Seat on the board


I told my admirer that men are abundant.
I told him explicitly he was redundant.
I gave him the sack
but he simply came back
and expected a seat on the board.

I asked if he fancied an early retirement.
He said, I believe it’s a basic requirement.
He took me to bed
and seductively said,
I’m expecting a seat on the board.’

He’s easy to hire, he’s harder to fire.
I can’t afford him but still I adore him.
Should I give him a seat on the board?

He blithely agreed that I ought to retrain him
but soon I discovered I couldn’t restrain him.
He entered a bid
for my heart and my id
including a seat on the board.
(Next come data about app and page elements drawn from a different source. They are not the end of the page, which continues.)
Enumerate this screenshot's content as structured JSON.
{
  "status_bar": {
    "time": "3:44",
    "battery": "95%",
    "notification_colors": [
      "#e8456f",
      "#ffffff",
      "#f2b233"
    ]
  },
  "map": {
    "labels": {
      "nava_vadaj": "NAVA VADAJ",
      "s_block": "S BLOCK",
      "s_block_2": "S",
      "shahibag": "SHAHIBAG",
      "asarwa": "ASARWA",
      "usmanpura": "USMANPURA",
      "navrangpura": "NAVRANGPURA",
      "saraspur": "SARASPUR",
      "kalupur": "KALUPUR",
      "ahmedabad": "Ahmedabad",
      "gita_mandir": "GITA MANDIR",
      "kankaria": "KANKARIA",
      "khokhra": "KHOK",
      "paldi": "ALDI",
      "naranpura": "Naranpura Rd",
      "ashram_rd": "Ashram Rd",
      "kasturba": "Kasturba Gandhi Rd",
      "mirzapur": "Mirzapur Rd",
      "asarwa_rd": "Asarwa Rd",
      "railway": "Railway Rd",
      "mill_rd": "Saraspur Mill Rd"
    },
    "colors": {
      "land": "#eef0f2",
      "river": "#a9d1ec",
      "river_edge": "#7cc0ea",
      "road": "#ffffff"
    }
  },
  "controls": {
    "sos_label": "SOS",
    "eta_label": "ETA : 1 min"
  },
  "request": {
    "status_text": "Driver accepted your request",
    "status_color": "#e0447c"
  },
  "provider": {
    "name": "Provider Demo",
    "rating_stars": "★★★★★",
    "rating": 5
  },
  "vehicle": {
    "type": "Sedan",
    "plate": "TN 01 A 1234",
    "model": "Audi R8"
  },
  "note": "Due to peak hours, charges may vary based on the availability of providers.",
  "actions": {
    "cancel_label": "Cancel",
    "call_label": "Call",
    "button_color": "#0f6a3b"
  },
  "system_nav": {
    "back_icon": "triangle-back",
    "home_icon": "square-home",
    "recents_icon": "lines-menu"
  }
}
I had to acknowledge the man had ambition.
I tried to remove him by subtle promotion.
He wanted a share
and it seemed only fair
to give him a seat on the board.
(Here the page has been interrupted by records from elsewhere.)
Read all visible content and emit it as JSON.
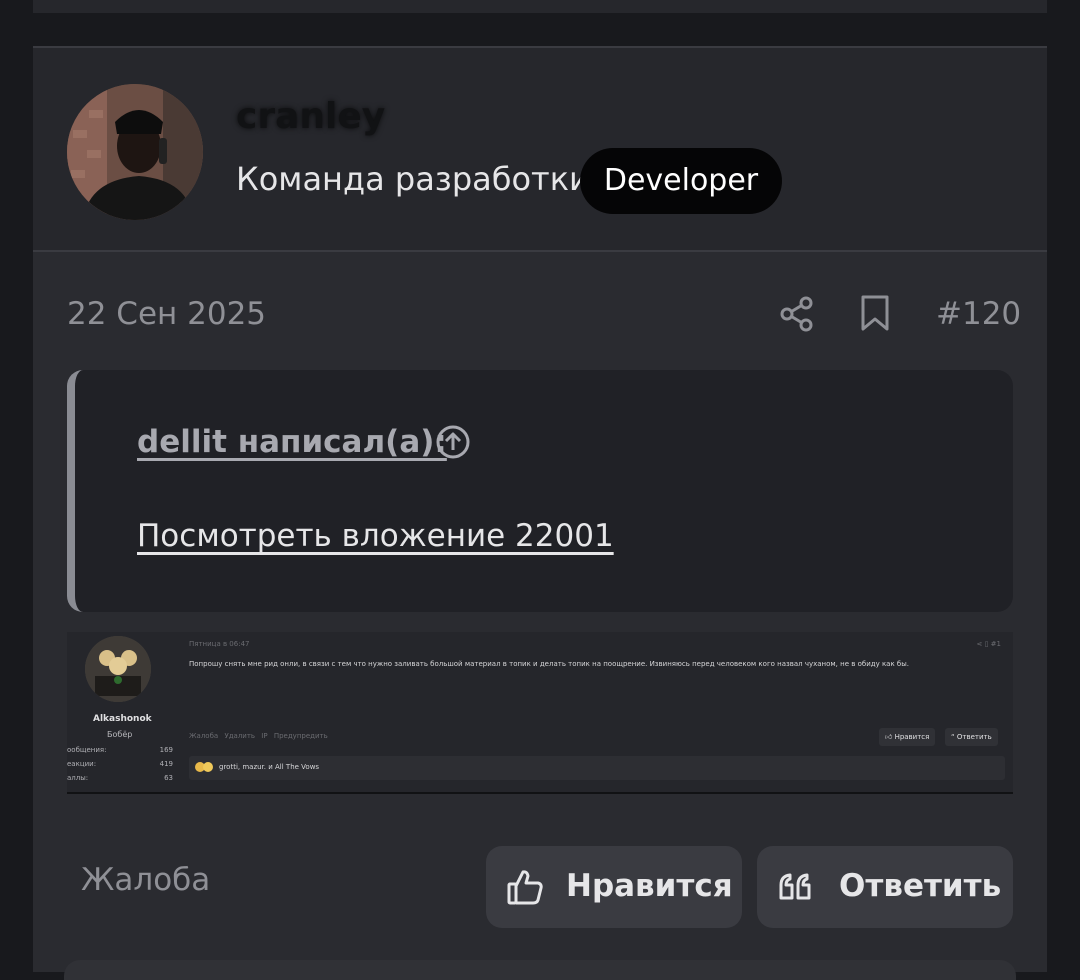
{
  "author": {
    "username": "cranley",
    "role": "Команда разработки",
    "badge": "Developer"
  },
  "meta": {
    "date": "22 Сен 2025",
    "post_number": "#120"
  },
  "quote": {
    "author_label": "dellit написал(а):",
    "link_text": "Посмотреть вложение 22001"
  },
  "attachment": {
    "name": "Alkashonok",
    "rank": "Бобёр",
    "stats": [
      {
        "label": "ообщения:",
        "value": "169"
      },
      {
        "label": "еакции:",
        "value": "419"
      },
      {
        "label": "аллы:",
        "value": "63"
      }
    ],
    "date": "Пятница в 06:47",
    "post_number": "#1",
    "text": "Попрошу снять мне рид онли, в связи с тем что нужно заливать большой материал в топик и делать топик на поощрение. Извиняюсь перед человеком кого назвал чуханом, не в обиду как бы.",
    "actions": [
      "Жалоба",
      "Удалить",
      "IP",
      "Предупредить"
    ],
    "like_label": "Нравится",
    "reply_label": "Ответить",
    "reactions_text": "grotti, mazur. и All The Vows"
  },
  "footer": {
    "report_label": "Жалоба",
    "like_label": "Нравится",
    "reply_label": "Ответить"
  }
}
I’ve met many shyer but none I admire.
I’m quick to demote and I’m slow to promote
but I gave him a seat on the board…
I gave him a seat on the board.

– – – – – –
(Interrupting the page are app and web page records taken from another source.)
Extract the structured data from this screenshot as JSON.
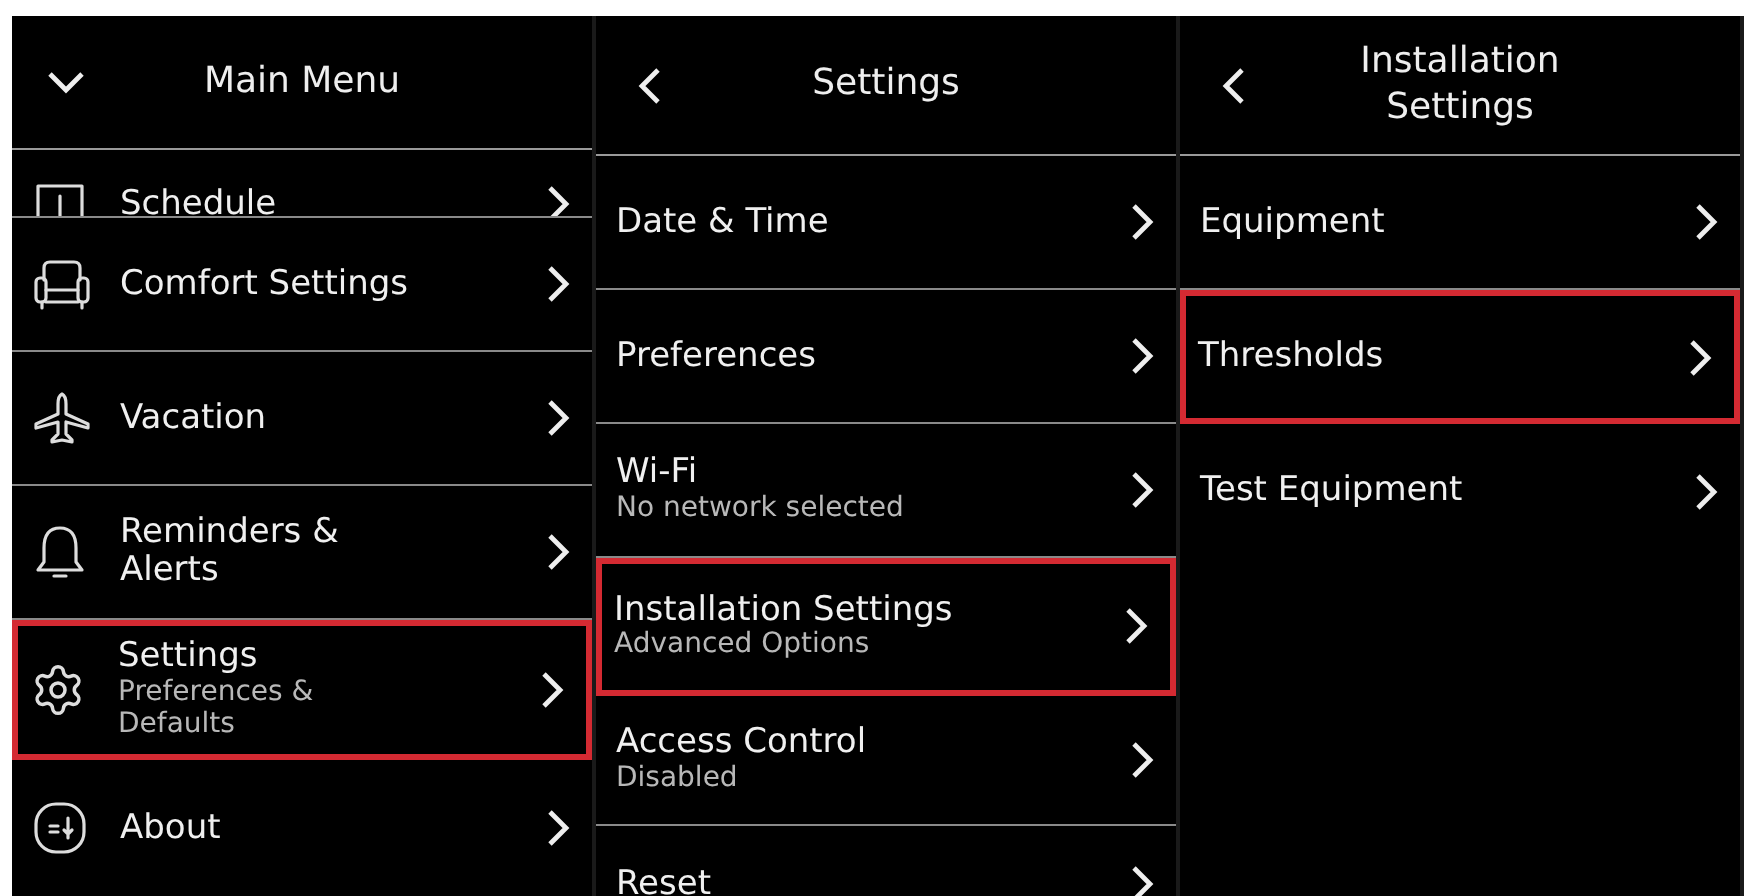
{
  "panels": [
    {
      "title": "Main Menu",
      "items": [
        {
          "label": "Schedule",
          "highlighted": false
        },
        {
          "label": "Comfort Settings",
          "highlighted": false
        },
        {
          "label": "Vacation",
          "highlighted": false
        },
        {
          "label": "Reminders &\nAlerts",
          "highlighted": false
        },
        {
          "label": "Settings",
          "subtitle": "Preferences &\nDefaults",
          "highlighted": true
        },
        {
          "label": "About",
          "highlighted": false
        }
      ]
    },
    {
      "title": "Settings",
      "items": [
        {
          "label": "Date & Time",
          "highlighted": false
        },
        {
          "label": "Preferences",
          "highlighted": false
        },
        {
          "label": "Wi-Fi",
          "subtitle": "No network selected",
          "highlighted": false
        },
        {
          "label": "Installation Settings",
          "subtitle": "Advanced Options",
          "highlighted": true
        },
        {
          "label": "Access Control",
          "subtitle": "Disabled",
          "highlighted": false
        },
        {
          "label": "Reset",
          "highlighted": false
        }
      ]
    },
    {
      "title": "Installation\nSettings",
      "items": [
        {
          "label": "Equipment",
          "highlighted": false
        },
        {
          "label": "Thresholds",
          "highlighted": true
        },
        {
          "label": "Test Equipment",
          "highlighted": false
        }
      ]
    }
  ]
}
Rachel McAlpine

Survival kit


Being alive involves
a certain quantity of losing,
maybe six per cent.

Ships planes and
hospital beds, letters
from head office and
blunders all contribute.

The soul travelling
looks for a cloud
and even in the sea
dehydration is
the greatest danger.

The wise provide
for such emergencies.

Knowing a friend may leave
at any time they hoard food
and water, especially water,
and bandage up the heart in advance.

This way they can afford to cry.
Which is right and proper
and the heart does not leak
and they say Yes, yes
I am saved, I have not shrivelled.

Good, good we all understand—
except for how and why at times
a person cries
from the opposite of losing,
from a kind of overflow.


Rachel McAlpine